There is no consensus for esophageal reconstruction in the pediatric population. Long defects are commonly repaired with gastric pull-up or colonic interposition; however, jejunal interposition offers several potential advantages in children. One historical concern with jejunal interposition has been the risk of flap infarction following transposition. The use of neck and intrathoracic vessels to “supercharge” the jejunum has been reported in adults. This study reports outcomes of supercharged jejunal interposition in pediatric and young adult patients with long esophageal defects.
The authors reviewed the medical records of patients who underwent supercharged jejunal interposition for esophageal reconstruction at their institution from 2013 to 2017. The authors collected data pertaining to patient characteristics, operative technique, and postoperative outcomes.
Twenty patients, 10 female and 10 male, aged 1.4 to 23.8 years, underwent esophageal reconstruction with supercharged jejunal interposition and were followed for a median of 1.4 years. Seventeen patients had a primary diagnosis of long-gap esophageal atresia, and three required reconstruction following caustic ingestion. Eighty percent of patients had undergone prior attempts at surgical reconstruction. Postoperatively, all conduits demonstrated coordinated peristalsis, and no flap losses were noted. Major complications occurred in seven patients, stricture dilation was performed in four patients, and there was no mortality.

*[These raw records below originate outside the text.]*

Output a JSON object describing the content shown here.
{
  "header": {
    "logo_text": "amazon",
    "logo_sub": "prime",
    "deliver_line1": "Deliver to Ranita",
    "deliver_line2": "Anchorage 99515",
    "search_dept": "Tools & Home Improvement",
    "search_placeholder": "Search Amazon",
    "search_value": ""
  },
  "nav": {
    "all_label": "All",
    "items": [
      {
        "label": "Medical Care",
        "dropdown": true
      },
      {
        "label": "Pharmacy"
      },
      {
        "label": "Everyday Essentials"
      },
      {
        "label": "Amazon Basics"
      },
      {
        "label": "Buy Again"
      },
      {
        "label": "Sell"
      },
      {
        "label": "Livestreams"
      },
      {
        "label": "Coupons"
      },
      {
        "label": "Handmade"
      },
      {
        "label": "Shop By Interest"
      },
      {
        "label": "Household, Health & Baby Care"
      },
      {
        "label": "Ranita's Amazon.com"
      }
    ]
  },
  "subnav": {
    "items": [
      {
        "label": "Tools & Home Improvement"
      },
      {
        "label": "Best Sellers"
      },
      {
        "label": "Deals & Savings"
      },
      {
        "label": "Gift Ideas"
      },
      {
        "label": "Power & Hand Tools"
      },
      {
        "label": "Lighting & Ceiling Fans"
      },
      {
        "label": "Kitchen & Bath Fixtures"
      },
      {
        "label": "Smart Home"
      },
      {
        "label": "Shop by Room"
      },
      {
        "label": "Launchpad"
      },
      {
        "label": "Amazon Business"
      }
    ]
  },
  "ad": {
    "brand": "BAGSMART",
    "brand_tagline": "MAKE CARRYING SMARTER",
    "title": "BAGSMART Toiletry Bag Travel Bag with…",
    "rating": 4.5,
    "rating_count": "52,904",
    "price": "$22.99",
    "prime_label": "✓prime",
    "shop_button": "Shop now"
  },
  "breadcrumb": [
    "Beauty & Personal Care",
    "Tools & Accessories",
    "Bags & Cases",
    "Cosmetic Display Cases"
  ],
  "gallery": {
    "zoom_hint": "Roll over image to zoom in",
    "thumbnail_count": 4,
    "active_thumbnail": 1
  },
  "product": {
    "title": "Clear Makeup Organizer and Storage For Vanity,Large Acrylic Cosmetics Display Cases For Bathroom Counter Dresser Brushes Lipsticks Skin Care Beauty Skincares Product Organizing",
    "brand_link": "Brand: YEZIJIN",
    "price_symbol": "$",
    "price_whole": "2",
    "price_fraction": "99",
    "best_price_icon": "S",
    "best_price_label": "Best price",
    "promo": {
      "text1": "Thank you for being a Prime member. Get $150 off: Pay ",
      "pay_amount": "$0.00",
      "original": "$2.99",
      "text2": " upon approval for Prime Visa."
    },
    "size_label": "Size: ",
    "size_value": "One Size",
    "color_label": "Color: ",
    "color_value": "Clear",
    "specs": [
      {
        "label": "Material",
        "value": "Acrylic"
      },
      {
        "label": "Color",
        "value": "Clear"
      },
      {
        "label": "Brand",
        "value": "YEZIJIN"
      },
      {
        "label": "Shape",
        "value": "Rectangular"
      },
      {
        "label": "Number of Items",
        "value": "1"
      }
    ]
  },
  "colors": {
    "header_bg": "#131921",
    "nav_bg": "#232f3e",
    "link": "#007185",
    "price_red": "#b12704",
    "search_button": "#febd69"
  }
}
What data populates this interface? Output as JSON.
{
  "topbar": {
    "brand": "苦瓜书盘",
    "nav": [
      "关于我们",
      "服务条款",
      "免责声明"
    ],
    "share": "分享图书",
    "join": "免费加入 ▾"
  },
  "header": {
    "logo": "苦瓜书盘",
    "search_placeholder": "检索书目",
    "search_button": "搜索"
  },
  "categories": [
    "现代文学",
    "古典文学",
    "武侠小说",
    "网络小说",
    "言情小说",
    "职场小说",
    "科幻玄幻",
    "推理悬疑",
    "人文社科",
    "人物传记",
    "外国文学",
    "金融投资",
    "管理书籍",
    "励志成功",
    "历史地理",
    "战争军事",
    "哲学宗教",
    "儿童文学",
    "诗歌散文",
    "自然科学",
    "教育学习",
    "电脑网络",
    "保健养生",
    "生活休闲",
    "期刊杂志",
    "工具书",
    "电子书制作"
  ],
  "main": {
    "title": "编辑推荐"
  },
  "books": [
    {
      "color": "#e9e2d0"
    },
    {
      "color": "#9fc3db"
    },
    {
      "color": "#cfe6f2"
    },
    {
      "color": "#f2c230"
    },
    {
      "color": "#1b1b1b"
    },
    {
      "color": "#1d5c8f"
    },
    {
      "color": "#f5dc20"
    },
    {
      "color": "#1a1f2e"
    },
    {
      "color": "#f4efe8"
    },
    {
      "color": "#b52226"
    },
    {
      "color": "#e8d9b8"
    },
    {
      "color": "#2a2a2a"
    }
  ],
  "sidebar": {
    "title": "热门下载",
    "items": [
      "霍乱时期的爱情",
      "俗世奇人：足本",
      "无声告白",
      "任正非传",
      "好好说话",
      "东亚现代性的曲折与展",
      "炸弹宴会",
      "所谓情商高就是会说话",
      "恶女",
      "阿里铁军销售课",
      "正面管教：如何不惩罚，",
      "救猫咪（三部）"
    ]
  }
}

Jejunal interposition with supercharging can be safely performed for management of long esophageal gaps in the pediatric setting; it is useful where the stomach or colon has been used previously or is unavailable. Long-term outcome studies are required to determine whether jejunal interposition provides a more durable and safe conduit than gastric pull-up or colonic interposition over time.
From the Department of Plastic and Oral Surgery and the Department of Surgery, Boston Children’s Hospital, Harvard Medical School.
Received for publication May 14, 2018; accepted October 18, 2018.
Disclosure:The authors have no financial interest to declare in relation to the content of this article.
Dr. Jennings and Dr. Labow are co–senior authors.
Presented at the 9th Congress of the World Society for Reconstructive Microsurgery, in Seoul, Republic of Korea, June 14 through 17, 2017; the 34th Annual Meeting of the Northeastern Society of Plastic Surgeons, in Newport, Rhode Island, September 8 through 10, 2017; Plastic Surgery The Meeting 2017, Annual Meeting of the American Society of Plastic Surgeons, in Orlando, Florida, October 6 through 10, 2017; and the American College of Surgeons Clinical Congress 2017, in San Diego, California, October 22 through 26, 2017.
Brian I. Labow, M.D., Department of Plastic and Oral Surgery, Boston Children’s Hospital and Harvard Medical School, 300 Longwood Avenue, Hunnewell 1, Boston, Mass. 02115, email@example.com